(Website and app data records)
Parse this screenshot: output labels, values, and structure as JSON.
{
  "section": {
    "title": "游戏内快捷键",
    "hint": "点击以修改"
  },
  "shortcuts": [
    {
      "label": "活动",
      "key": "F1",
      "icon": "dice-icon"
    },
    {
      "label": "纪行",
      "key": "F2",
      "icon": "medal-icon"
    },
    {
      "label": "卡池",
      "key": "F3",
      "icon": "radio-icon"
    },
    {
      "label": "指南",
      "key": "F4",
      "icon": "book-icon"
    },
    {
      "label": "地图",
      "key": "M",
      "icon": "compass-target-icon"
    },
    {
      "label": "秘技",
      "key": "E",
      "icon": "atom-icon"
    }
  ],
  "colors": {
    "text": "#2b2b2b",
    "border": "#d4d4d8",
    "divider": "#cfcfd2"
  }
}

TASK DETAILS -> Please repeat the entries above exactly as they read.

FINISHED TASK ->
Parse this screenshot: output labels, values, and structure as JSON.
{
  "section": {
    "title": "游戏内快捷键",
    "hint": "点击以修改"
  },
  "shortcuts": [
    {
      "label": "活动",
      "key": "F1",
      "icon": "dice-icon"
    },
    {
      "label": "纪行",
      "key": "F2",
      "icon": "medal-icon"
    },
    {
      "label": "卡池",
      "key": "F3",
      "icon": "radio-icon"
    },
    {
      "label": "指南",
      "key": "F4",
      "icon": "book-icon"
    },
    {
      "label": "地图",
      "key": "M",
      "icon": "compass-target-icon"
    },
    {
      "label": "秘技",
      "key": "E",
      "icon": "atom-icon"
    }
  ],
  "colors": {
    "text": "#2b2b2b",
    "border": "#d4d4d8",
    "divider": "#cfcfd2"
  }
}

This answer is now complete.